The Giants exited the draft with extra first, third, and fourth-round picks in the 2022 draft. Gettleman managed to add players that can help the Giants compete for a 2021 playoff spot while also having sustained success. If the Giants do not have a winning record in 2021, Gettleman (and possibly Daniel Jones) will be out of a job, but the team will have plenty of assets to move up the board in 2022. Quarterbacks like Sam Howell, Spencer Rattler, Carson Strong, and Malik Willis will be in play for the Giants if Jones does not pan out, and that extra first-round pick will come in handy.
Trusting their in-house offensive lineman
The New York Giants offensive line has been putrid for the better half of a decade. When Dave Gettleman took over, he promised that he would fix the offensive line. The results have not been promising. Will Hernandez, a 2018 second-round pick, is in the final year of his rookie contract. Nate Solder is a free agent after the 2021 season following a re-working of his contract. New York brings back another lineman Andrew Thomas, Nick Gates, Matt Peart, and Shane Lemieux. Their group did not play well in 2020, but there are plenty of excuses that can be made. The team came off a limited offseason and had to learn offensive coordinator Jason Garrett’s new scheme. During the year, Joe Judge fired their offensive line coach. Once Judge relieved Marc Colombo of his role with the franchise, the group played better.
The Giants hired former Louisiana offensive coordinator and line coach Rob Sale to mentor their hog mollies. Sale has gotten rave reviews from the Giants camp so far this offseason, giving fans a reason to expect improvement. The Giants have reiterated that they have confidence in their young unit. While the group has not come together yet, this will be their first complete offseason together in the Judge regime. If the young, affordable unit plays at a close to league average level, it could catapult the team into the playoffs.
Adding front seven depth
The New York Giants’ 2020 defense was a revelation. The success came from new defensive coordinator Patrick Graham and his innovative multiple schemes. Graham’s scheme relies on moving defensive lineman, disguising blitzes, and man defense. Last season Leonard Williams and Dexter Lawrence were the top two pass rushers on Big Blue’s defense. While both return and likely retain their roles as the key disruptors, there are now a plethora of players around them.
Edge rushers Lorenzo Carter and Oshane Ximines both return from injuries that cost them the majority of their 2020 seasons. The Giants also added Georgia pass rusher Azeez Ojulari and Northern Iowa edge player Ellerson Smith during rounds two and four of the draft, respectively. In free agency, the Giants signed depth rushers Ifeadi Odenigbo and Ryan Anderson to round out the group. On the interior, the Giants brought back Austin Johnson and added nose tackle, Danny Shelton. To stabilize their linebacker group, the Giants signed Reggie Ragland. None of these individual moves likely move the needle, but the collection will make an impact. The Giants’ edge presence was lacking last year, mainly due to the absence of Carter and Ximines.

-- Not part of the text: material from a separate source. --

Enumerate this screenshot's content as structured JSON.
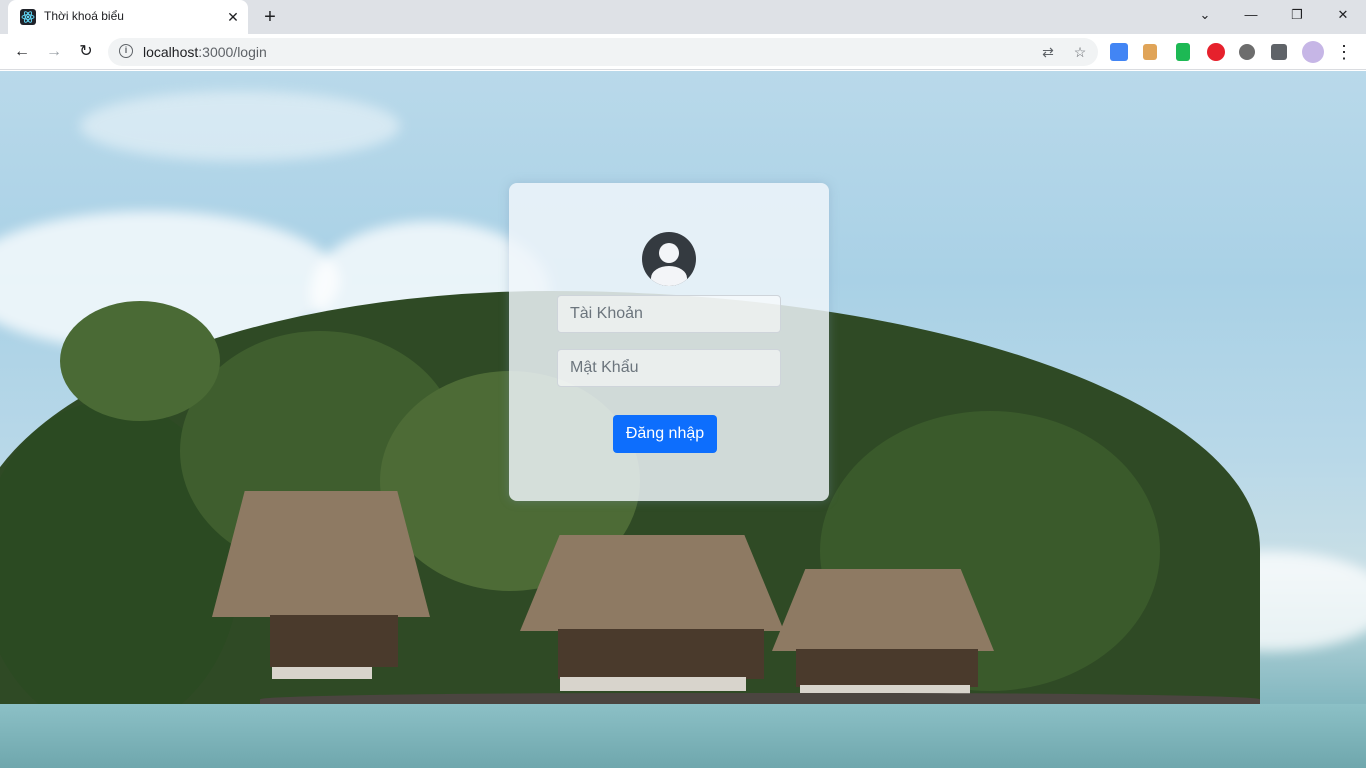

The Giants defense was a top ten unit last season, and to improve the unit the Giants quietly added a handful of players that will see meaningful snaps during the season. The edge rush presence will allow Pat Graham to drop more players into coverage when necessary and still feel confident that his group will pressure the quarterback enough. The Giants’ defense does not have to be a top three-unit, but if they want to sniff the playoffs they must have an above-average group.